■ **TASK REQUIREMENTS**
An exact restatement of the data is required, with the images omitted.

===== STUDY MATERIAL =====

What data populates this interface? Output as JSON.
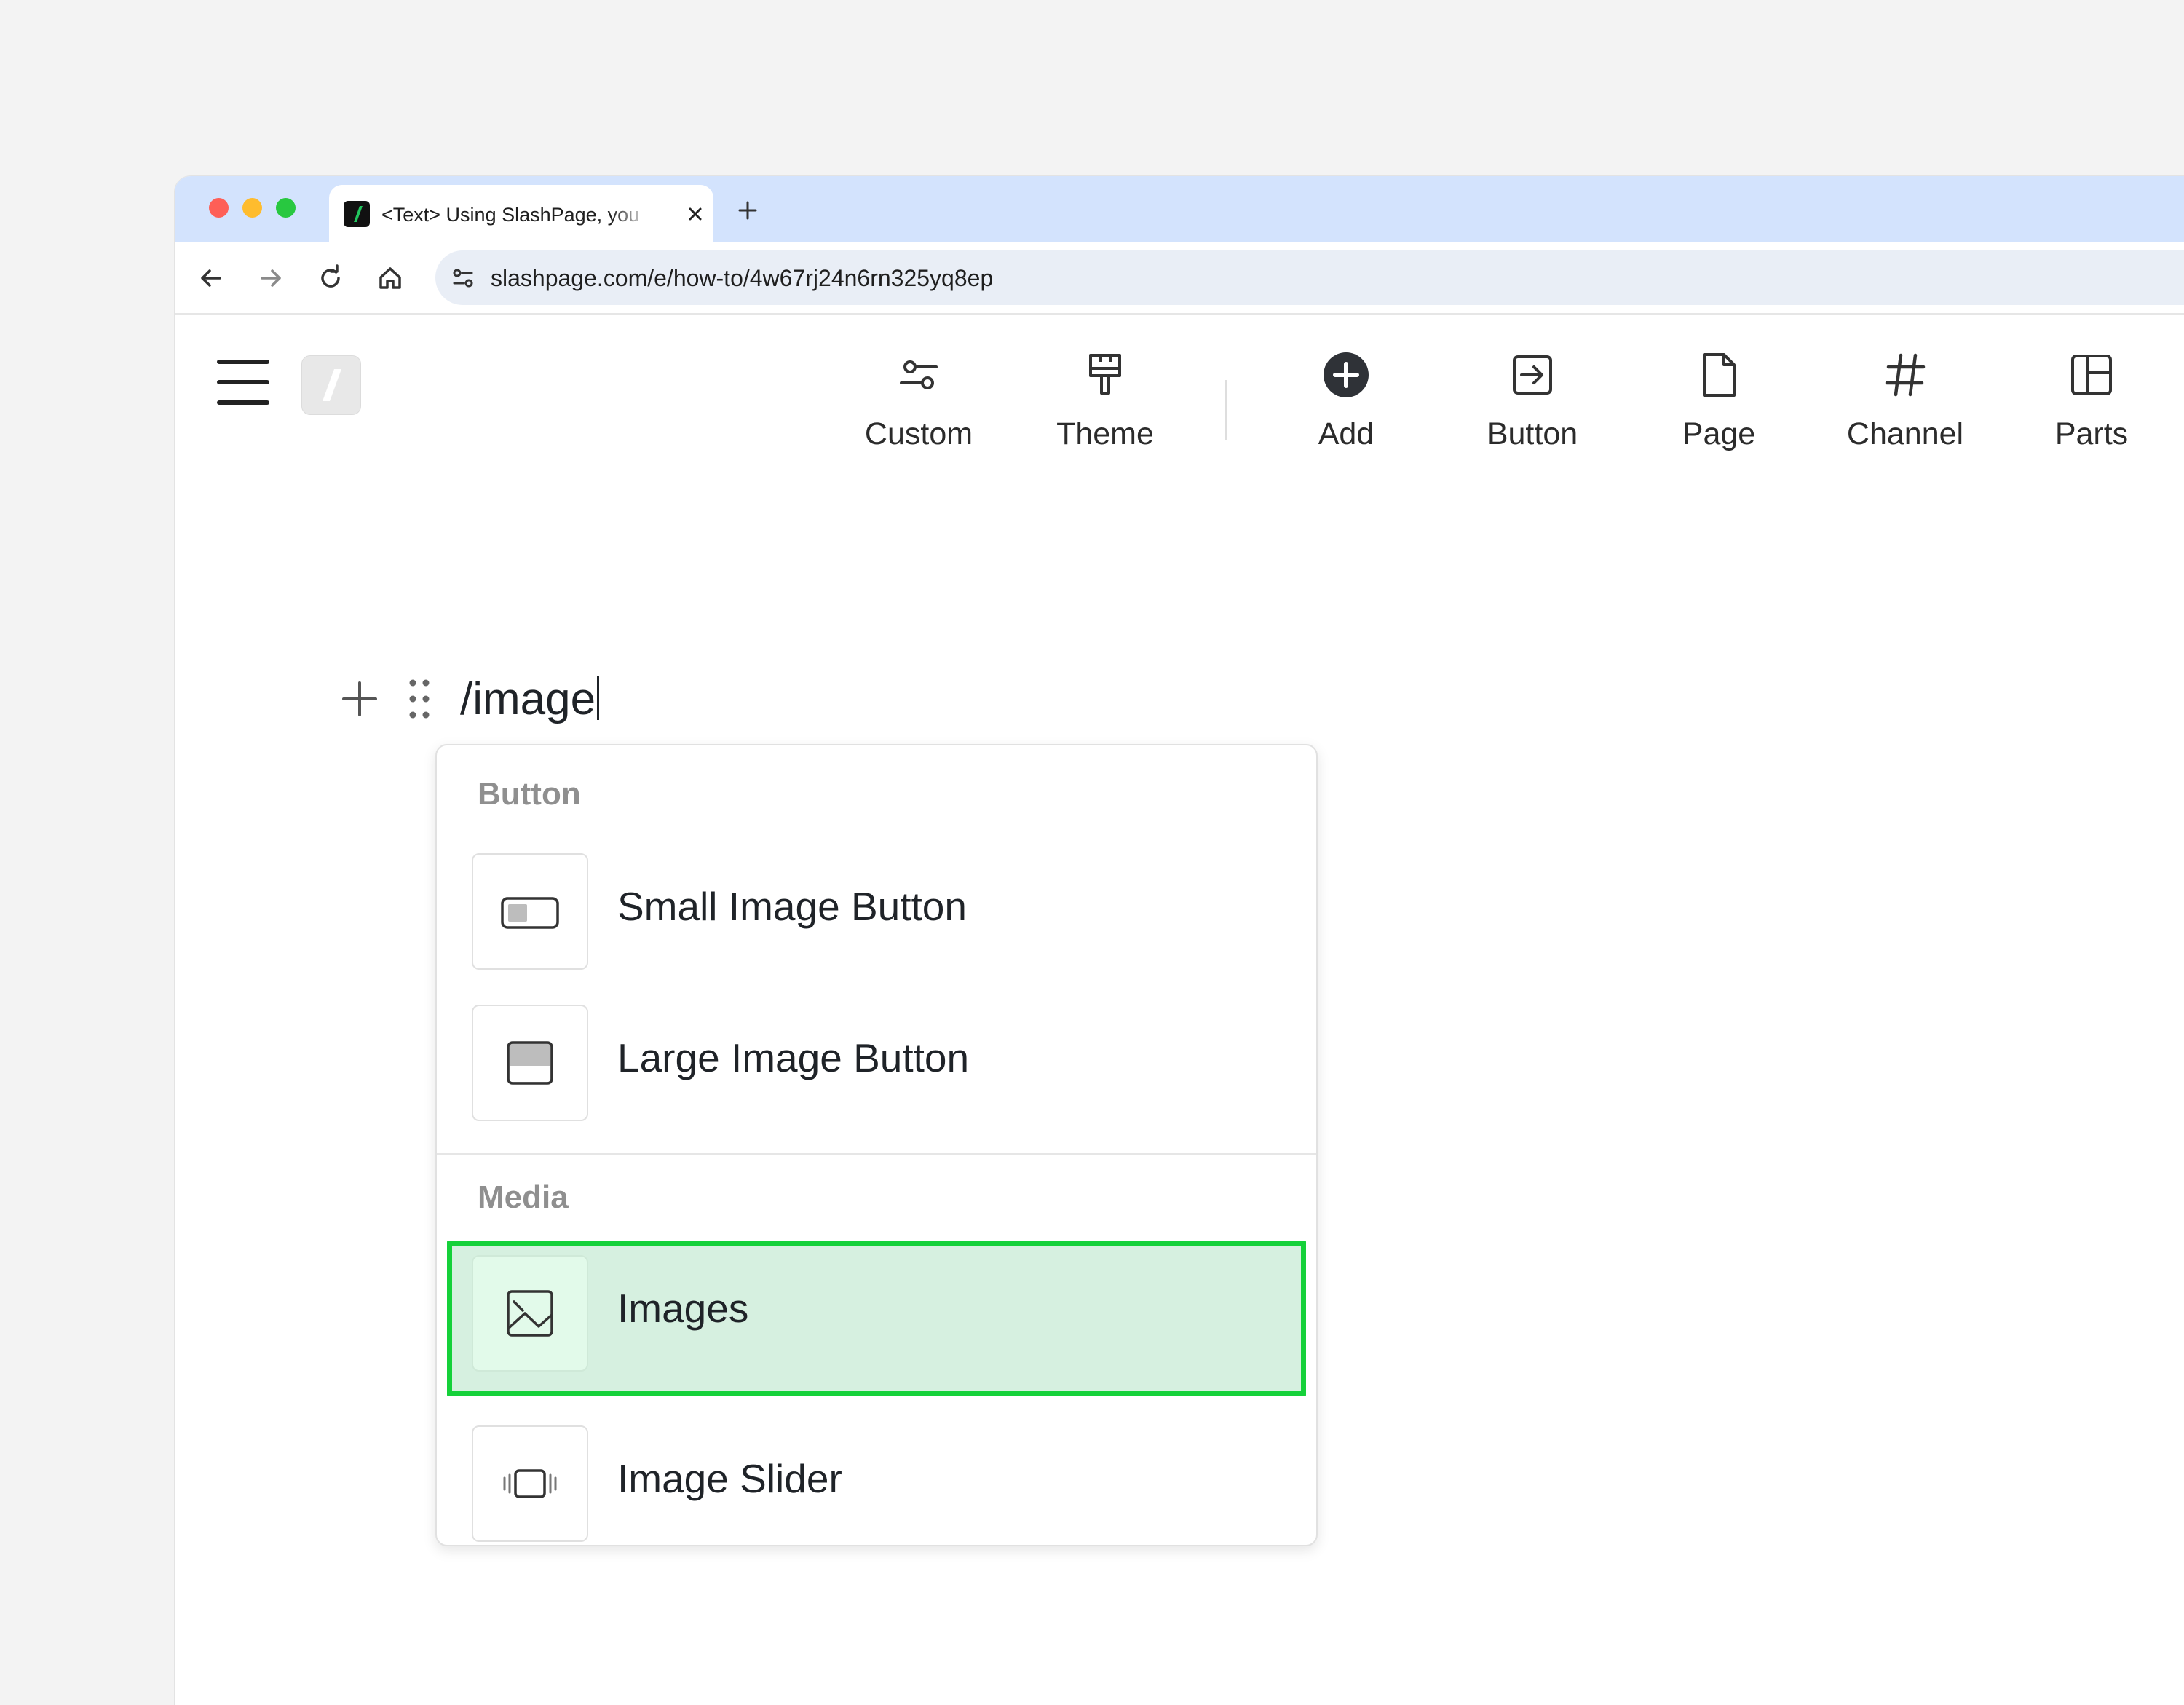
{
  "browser": {
    "tab_title": "<Text> Using SlashPage, you",
    "url": "slashpage.com/e/how-to/4w67rj24n6rn325yq8ep"
  },
  "toolbar_items": [
    {
      "label": "Custom",
      "icon": "sliders-icon"
    },
    {
      "label": "Theme",
      "icon": "paint-roller-icon"
    },
    {
      "label": "Add",
      "icon": "plus-circle-icon"
    },
    {
      "label": "Button",
      "icon": "arrow-right-box-icon"
    },
    {
      "label": "Page",
      "icon": "page-icon"
    },
    {
      "label": "Channel",
      "icon": "hash-icon"
    },
    {
      "label": "Parts",
      "icon": "layout-icon"
    }
  ],
  "editor": {
    "typed_text": "/image"
  },
  "menu": {
    "sections": [
      {
        "title": "Button",
        "items": [
          {
            "label": "Small Image Button",
            "icon": "small-image-button-icon"
          },
          {
            "label": "Large Image Button",
            "icon": "large-image-button-icon"
          }
        ]
      },
      {
        "title": "Media",
        "items": [
          {
            "label": "Images",
            "icon": "image-icon",
            "selected": true
          },
          {
            "label": "Image Slider",
            "icon": "image-slider-icon"
          }
        ]
      }
    ],
    "highlight_color": "#15d13a"
  }
}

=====

■ **ANSWER TO THE PROBLEM**
What data populates this interface? Output as JSON.
{
  "browser": {
    "tab_title": "<Text> Using SlashPage, you",
    "url": "slashpage.com/e/how-to/4w67rj24n6rn325yq8ep"
  },
  "toolbar_items": [
    {
      "label": "Custom",
      "icon": "sliders-icon"
    },
    {
      "label": "Theme",
      "icon": "paint-roller-icon"
    },
    {
      "label": "Add",
      "icon": "plus-circle-icon"
    },
    {
      "label": "Button",
      "icon": "arrow-right-box-icon"
    },
    {
      "label": "Page",
      "icon": "page-icon"
    },
    {
      "label": "Channel",
      "icon": "hash-icon"
    },
    {
      "label": "Parts",
      "icon": "layout-icon"
    }
  ],
  "editor": {
    "typed_text": "/image"
  },
  "menu": {
    "sections": [
      {
        "title": "Button",
        "items": [
          {
            "label": "Small Image Button",
            "icon": "small-image-button-icon"
          },
          {
            "label": "Large Image Button",
            "icon": "large-image-button-icon"
          }
        ]
      },
      {
        "title": "Media",
        "items": [
          {
            "label": "Images",
            "icon": "image-icon",
            "selected": true
          },
          {
            "label": "Image Slider",
            "icon": "image-slider-icon"
          }
        ]
      }
    ],
    "highlight_color": "#15d13a"
  }
}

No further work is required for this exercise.